Lee has publicly credited the campaign with his nominations this year for best picture, best director and best adapted screenplay.
The Academy of Motion Picture Arts and Sciences — the organization behind the Oscars — moved to try to improve the diversity by extending membership to more than 900 new members last year, with more women and people of color being included.
But Reign has talked to CNN in the past about the need to not believe the work is done, just because black actors and directors are receiving more recognition.
"#OscarsSoWhite is about all races and genders and sexual orientations," she said.
"Black Panther" made history as the first superhero film to ever be nominated for best picture.
It’s also the third-highest-grossing movie in domestic history.
The nomination is one of seven for the film overall: The Marvel mega-hit was joined in that category by "BlacKkKlansman," "Bohemian Rhapsody," "The Favourite," "Green Book," "Roma," "A Star Is Born" and "Vice."
The nomination is not only a nod to the $700 million that the movie earned in North America alone, but an acknowledgement of its cultural impact, and what it says about Hollywood representation involving people of color.
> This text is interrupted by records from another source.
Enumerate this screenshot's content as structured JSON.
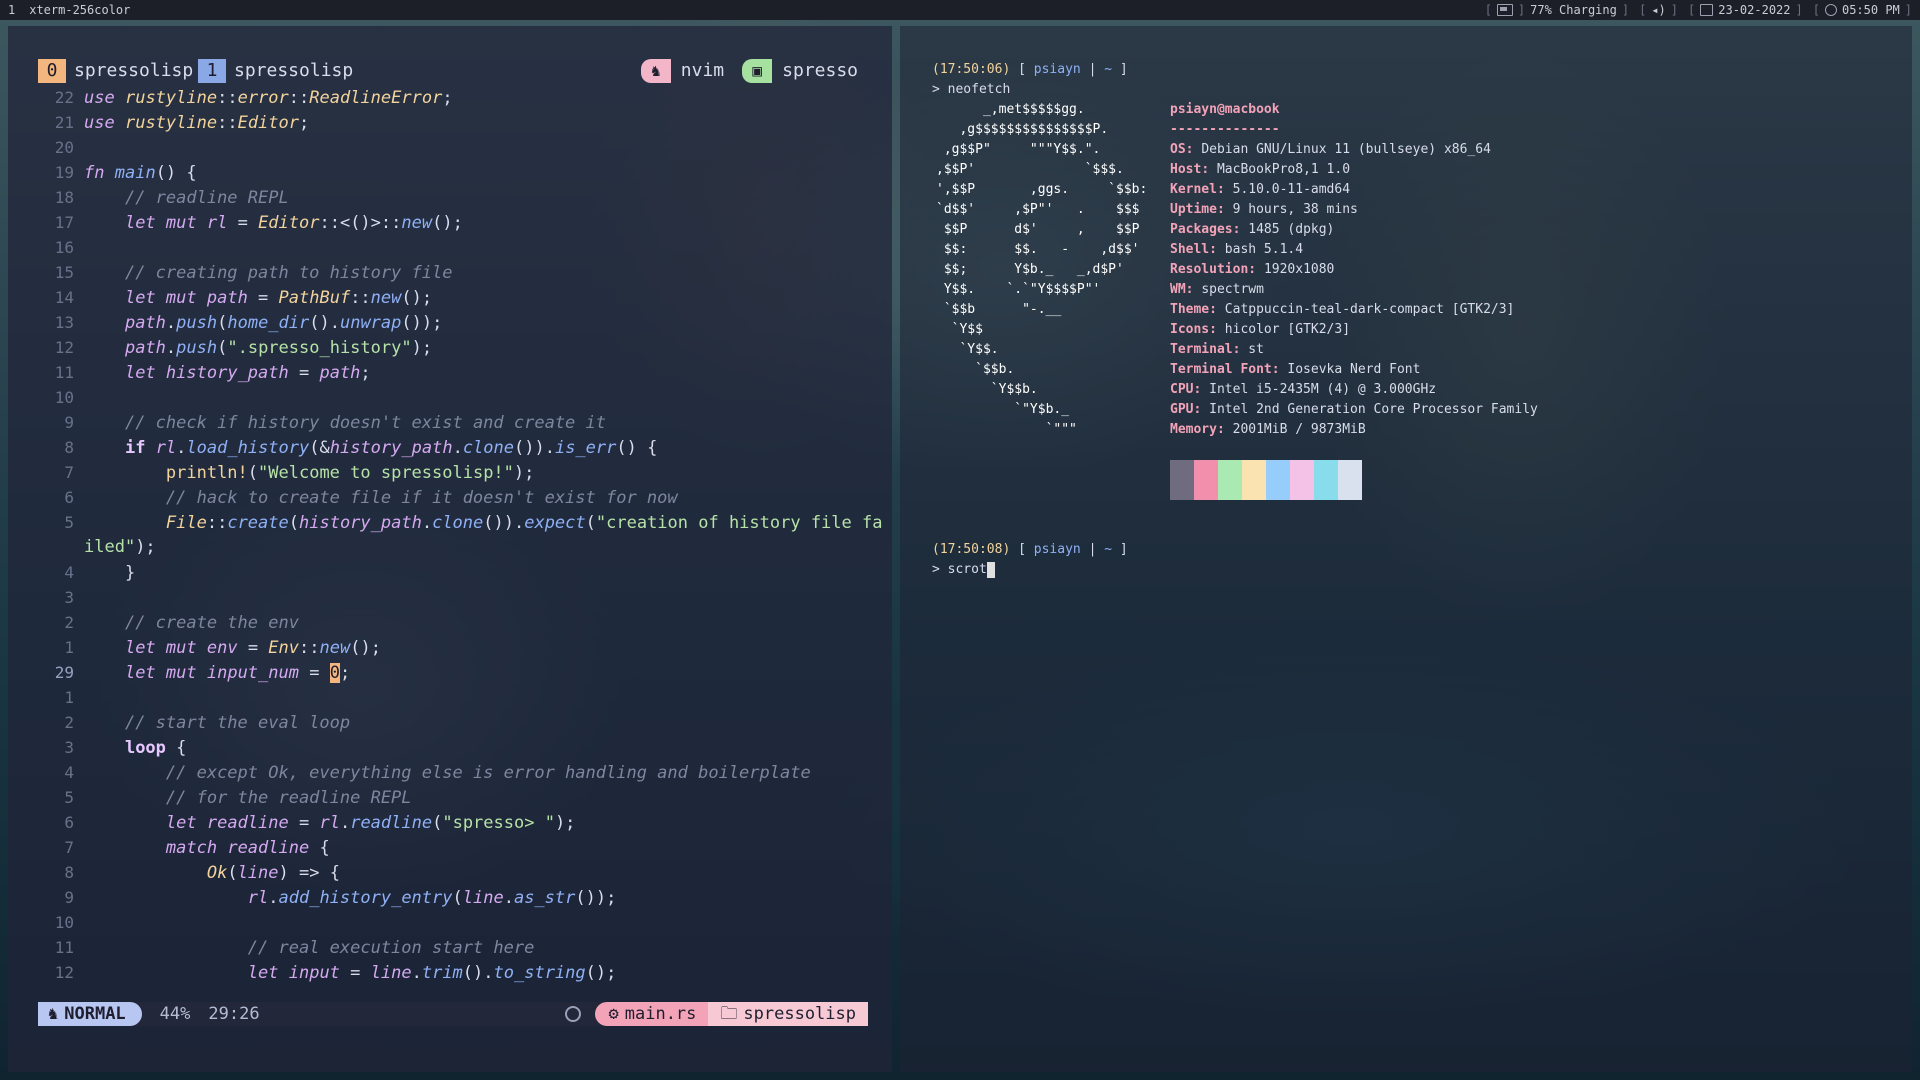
{
  "topbar": {
    "workspace": "1",
    "title": "xterm-256color",
    "battery": "77% Charging",
    "date": "23-02-2022",
    "time": "05:50 PM"
  },
  "editor": {
    "tabs": [
      {
        "num": "0",
        "name": "spressolisp"
      },
      {
        "num": "1",
        "name": "spressolisp"
      }
    ],
    "right_tabs": [
      {
        "icon": "nvim-icon",
        "label": "nvim"
      },
      {
        "icon": "terminal-icon",
        "label": "spresso"
      }
    ],
    "line_numbers": [
      "22",
      "21",
      "20",
      "19",
      "18",
      "17",
      "16",
      "15",
      "14",
      "13",
      "12",
      "11",
      "10",
      "9",
      "8",
      "7",
      "6",
      "5",
      "",
      "4",
      "3",
      "2",
      "1",
      "29",
      "1",
      "2",
      "3",
      "4",
      "5",
      "6",
      "7",
      "8",
      "9",
      "10",
      "11",
      "12"
    ],
    "status": {
      "mode": "NORMAL",
      "percent": "44%",
      "position": "29:26",
      "file": "main.rs",
      "dir": "spressolisp"
    }
  },
  "terminal": {
    "prompt1": {
      "time": "(17:50:06)",
      "user": "psiayn",
      "dir": "~",
      "cmd": "neofetch"
    },
    "prompt2": {
      "time": "(17:50:08)",
      "user": "psiayn",
      "dir": "~",
      "cmd": "scrot"
    },
    "ascii": "      _,met$$$$$gg.\n   ,g$$$$$$$$$$$$$$$P.\n ,g$$P\"     \"\"\"Y$$.\".\n,$$P'              `$$$.\n',$$P       ,ggs.     `$$b:\n`d$$'     ,$P\"'   .    $$$\n $$P      d$'     ,    $$P\n $$:      $$.   -    ,d$$'\n $$;      Y$b._   _,d$P'\n Y$$.    `.`\"Y$$$$P\"'\n `$$b      \"-.__\n  `Y$$\n   `Y$$.\n     `$$b.\n       `Y$$b.\n          `\"Y$b._\n              `\"\"\"",
    "info_title": "psiayn@macbook",
    "info_rule": "--------------",
    "info": [
      {
        "key": "OS",
        "value": "Debian GNU/Linux 11 (bullseye) x86_64"
      },
      {
        "key": "Host",
        "value": "MacBookPro8,1 1.0"
      },
      {
        "key": "Kernel",
        "value": "5.10.0-11-amd64"
      },
      {
        "key": "Uptime",
        "value": "9 hours, 38 mins"
      },
      {
        "key": "Packages",
        "value": "1485 (dpkg)"
      },
      {
        "key": "Shell",
        "value": "bash 5.1.4"
      },
      {
        "key": "Resolution",
        "value": "1920x1080"
      },
      {
        "key": "WM",
        "value": "spectrwm"
      },
      {
        "key": "Theme",
        "value": "Catppuccin-teal-dark-compact [GTK2/3]"
      },
      {
        "key": "Icons",
        "value": "hicolor [GTK2/3]"
      },
      {
        "key": "Terminal",
        "value": "st"
      },
      {
        "key": "Terminal Font",
        "value": "Iosevka Nerd Font"
      },
      {
        "key": "CPU",
        "value": "Intel i5-2435M (4) @ 3.000GHz"
      },
      {
        "key": "GPU",
        "value": "Intel 2nd Generation Core Processor Family"
      },
      {
        "key": "Memory",
        "value": "2001MiB / 9873MiB"
      }
    ],
    "palette": [
      "#6e6c7e",
      "#f28fad",
      "#abe9b3",
      "#fae3b0",
      "#96cdfb",
      "#f5c2e7",
      "#89dceb",
      "#d9e0ee"
    ]
  }
}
It also follows a history of prior superhero sensations ("The Dark Knight," "Wonder Woman" among them) being denied the respect that comes with being invited to the entertainment industry's biggest stage.
The drama about who might host the Academy Awards may well turn out to be more exciting than the show itself.
After Kevin Hart stepped down following controversy over some homophobic comments and tweets from years ago, there was a lot of back and forth over who – if anyone -- would step in.
Daytime talk show host Ellen DeGeneres even had Hart on her show to try to convince him to return to the gig.
She wasn’t successful and the lack of a replacement resulted in ceremony with no host.
But what happens if that formula ends up being successful?
Let’s be honest: The Oscars sometimes suffer by being the last hurrah of awards season. We have already partied through the boozy Golden Globe Awards, embraced the speeches of the Screen Actors Guild Awards and rocked out to the performances at the Grammys.
So maybe not having a host and his or her accompanying opening monologue and jokes to critique might force the Oscars to come up with other ways to entertain the audience.
Though, to be fair, CNN’s Brian Lowry reminded us that the last hostless Academy Awards in 1989 featured the much-mocked opening musical number involving Rob Lowe and an actress playing Snow White. It can only get better, right?